◆ TRY IT:
Show all lines containing "游戏周边T恤" from the data below.

◆ GIVEN RECORDS:
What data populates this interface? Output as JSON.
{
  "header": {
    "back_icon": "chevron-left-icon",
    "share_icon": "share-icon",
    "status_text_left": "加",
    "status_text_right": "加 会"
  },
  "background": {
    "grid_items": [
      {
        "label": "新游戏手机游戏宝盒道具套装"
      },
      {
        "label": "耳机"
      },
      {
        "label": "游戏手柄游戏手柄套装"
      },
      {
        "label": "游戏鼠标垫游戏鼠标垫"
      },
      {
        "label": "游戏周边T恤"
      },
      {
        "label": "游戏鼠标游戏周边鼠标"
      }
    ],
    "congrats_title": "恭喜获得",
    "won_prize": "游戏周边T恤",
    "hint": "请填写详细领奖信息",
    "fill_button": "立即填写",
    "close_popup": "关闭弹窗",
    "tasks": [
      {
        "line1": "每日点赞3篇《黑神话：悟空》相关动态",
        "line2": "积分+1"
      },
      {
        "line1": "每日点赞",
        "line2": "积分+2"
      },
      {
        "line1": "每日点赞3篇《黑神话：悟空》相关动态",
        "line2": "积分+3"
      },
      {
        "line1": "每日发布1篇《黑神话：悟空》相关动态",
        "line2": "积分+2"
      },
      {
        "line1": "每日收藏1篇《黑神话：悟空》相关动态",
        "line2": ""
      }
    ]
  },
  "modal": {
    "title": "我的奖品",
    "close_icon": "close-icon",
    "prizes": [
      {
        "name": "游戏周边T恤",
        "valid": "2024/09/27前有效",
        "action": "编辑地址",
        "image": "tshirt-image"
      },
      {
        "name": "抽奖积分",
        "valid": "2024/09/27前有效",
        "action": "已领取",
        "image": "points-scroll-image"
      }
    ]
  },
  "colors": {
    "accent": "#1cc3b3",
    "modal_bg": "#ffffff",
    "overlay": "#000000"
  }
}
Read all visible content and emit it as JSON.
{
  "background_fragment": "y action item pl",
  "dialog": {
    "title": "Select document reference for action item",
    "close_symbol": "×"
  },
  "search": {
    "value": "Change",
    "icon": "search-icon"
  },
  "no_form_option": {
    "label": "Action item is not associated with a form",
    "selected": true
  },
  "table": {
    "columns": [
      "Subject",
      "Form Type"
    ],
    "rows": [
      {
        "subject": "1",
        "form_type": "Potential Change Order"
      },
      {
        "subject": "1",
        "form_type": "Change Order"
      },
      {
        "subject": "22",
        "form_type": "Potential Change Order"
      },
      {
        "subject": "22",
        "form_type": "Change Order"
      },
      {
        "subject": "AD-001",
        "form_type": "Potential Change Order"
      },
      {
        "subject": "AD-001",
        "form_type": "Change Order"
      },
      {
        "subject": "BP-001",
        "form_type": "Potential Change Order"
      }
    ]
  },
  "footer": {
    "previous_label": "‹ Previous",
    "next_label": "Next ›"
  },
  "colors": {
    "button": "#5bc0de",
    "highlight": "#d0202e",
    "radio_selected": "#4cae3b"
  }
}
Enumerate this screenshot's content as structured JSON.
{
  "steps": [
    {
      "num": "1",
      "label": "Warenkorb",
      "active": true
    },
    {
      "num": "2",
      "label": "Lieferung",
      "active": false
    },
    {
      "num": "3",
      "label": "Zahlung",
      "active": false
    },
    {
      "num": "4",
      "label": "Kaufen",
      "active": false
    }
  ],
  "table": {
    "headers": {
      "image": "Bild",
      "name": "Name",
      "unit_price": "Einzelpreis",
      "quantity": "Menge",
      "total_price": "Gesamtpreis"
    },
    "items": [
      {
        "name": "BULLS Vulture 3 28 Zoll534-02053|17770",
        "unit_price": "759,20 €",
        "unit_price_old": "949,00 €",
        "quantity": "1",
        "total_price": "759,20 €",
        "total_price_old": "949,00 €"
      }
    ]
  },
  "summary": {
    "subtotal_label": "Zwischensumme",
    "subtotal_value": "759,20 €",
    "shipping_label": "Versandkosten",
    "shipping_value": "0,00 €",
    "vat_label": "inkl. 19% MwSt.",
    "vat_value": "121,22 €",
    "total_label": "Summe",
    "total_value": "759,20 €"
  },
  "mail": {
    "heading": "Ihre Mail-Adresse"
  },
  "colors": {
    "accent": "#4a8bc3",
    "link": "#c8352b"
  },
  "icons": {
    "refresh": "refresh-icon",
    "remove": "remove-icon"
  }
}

◆ OUTPUT BELOW:
        "label": "游戏周边T恤"
    "won_prize": "游戏周边T恤",
        "name": "游戏周边T恤",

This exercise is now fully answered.